My husband and I dated for 9 years before getting married. I recommend it to those with anxiety.

Kate Oczypok and her husband getting married
  • My husband and I dated for eight years before he proposed. 
  • While his procrastination initially annoyed me a bit, I now am grateful that we got so much time to know each other. 
  • As someone with anxiety, it is hard for me to feel comfortable around new people. 

I first met Brad in April 2012. A woman who worked at the front desk of my former apartment building was good friends with one of Brad’s coworkers who lived in my building. The two decided that Brad and I would be great together and ended up slipping a Starbucks gift card underneath my door, encouraging us to get coffee on a blind date.

We did end up getting coffee, with me thinking, “Well, if this doesn’t work out, I can at least write about it.” Little did I know, nine years later I would be writing about it working out.

Brad and I spent eight years together before we got engaged on October 1, 2020. We married a year later. Yes, Brad took, as many said, “his good old time” asking me to marry him.

As someone who is often impatient and loves to plan out everything to the last detail, I did not like waiting to plan our future together at first. Brad is a self-professed procrastinator, waiting and deliberating on every decision he makes.

Now that we have been married for a few months, I look back with gratitude that Brad and I waited nearly a decade to get married. We were able to spend our years dating getting to really understand one another. 

We endured many rough times before marriage

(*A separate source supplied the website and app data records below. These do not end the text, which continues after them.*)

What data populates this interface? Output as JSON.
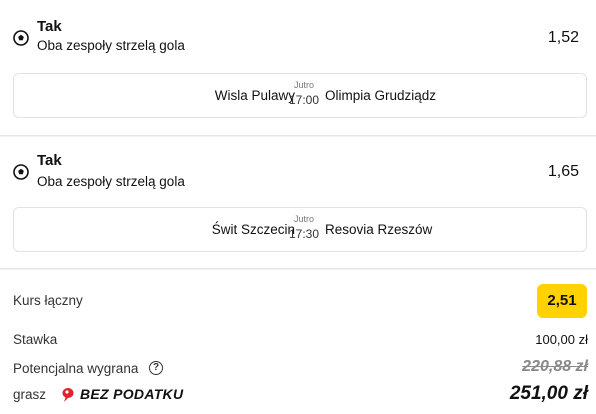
{
  "bets": [
    {
      "selection": "Tak",
      "market": "Oba zespoły strzelą gola",
      "odds": "1,52",
      "icon": "soccer-ball-icon",
      "match": {
        "home": "Wisla Pulawy",
        "away": "Olimpia Grudziądz",
        "day": "Jutro",
        "time": "17:00"
      }
    },
    {
      "selection": "Tak",
      "market": "Oba zespoły strzelą gola",
      "odds": "1,65",
      "icon": "soccer-ball-icon",
      "match": {
        "home": "Świt Szczecin",
        "away": "Resovia Rzeszów",
        "day": "Jutro",
        "time": "17:30"
      }
    }
  ],
  "summary": {
    "total_odds_label": "Kurs łączny",
    "total_odds": "2,51",
    "stake_label": "Stawka",
    "stake": "100,00 zł",
    "potential_win_label": "Potencjalna wygrana",
    "potential_win_old": "220,88 zł",
    "gross_label": "grasz",
    "promo_label": "BEZ PODATKU",
    "potential_win_new": "251,00 zł"
  },
  "colors": {
    "accent": "#ffd200",
    "promo_red": "#e4202c",
    "border": "#e2e2e2"
  }
}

While we dated, we endured the loss of three of our grandparents, a job loss of mine, my anxiety ebbing and flowing and Brad’s retinitis pigmentosa worsening, which causes vision loss. We both take time to open our vulnerabilities to others, and I know Brad and I are glad we did take so much time to wed.

We also were able to appreciate our differences and acknowledge them. I am an extrovert with generalized anxiety disorder. Brad is more introverted and prefers hobbies like sports card collecting that are more of a singular passion. When I get anxious or tired of being around people, Brad is there to remind me it’s okay to retreat by myself for a while to recharge.

There are benefits to putting marriage on hold

According to a 2017 study, researchers at Emory University found that when compared against couples who have been dating for one year, those who dated one to two years had a 20% lower chance of divorcing. When those couples were studied against those who dated for three or more years, their likelihood of divorcing was decreased by a whopping 50%.

Also, it turns out Brad and I aren’t in the minority. Another study reported the average time couples wait to marry is five years. 

This all makes sense, especially for Brad and me. With parents married for 37 years and 55 years respectively, we have some amazing role models. Growing up, both Brad and I could see the amount of serious commitment and work it takes to have a successful, multi-decade marriage.

When you know, you know

Personally, I do recommend the type of extended courtship Brad and I had. I think dating for a long time is a great way to go into marriage. While I was impatient as the years were passing by, and there was the ongoing joke among my friends about how long Brad and I took to marry, I am truly grateful we had the time to really get to know each other and our deepest thoughts. I am 100% comfortable with Brad and as someone with anxiety, I feel comfortable knowing we spent enough time together before we married.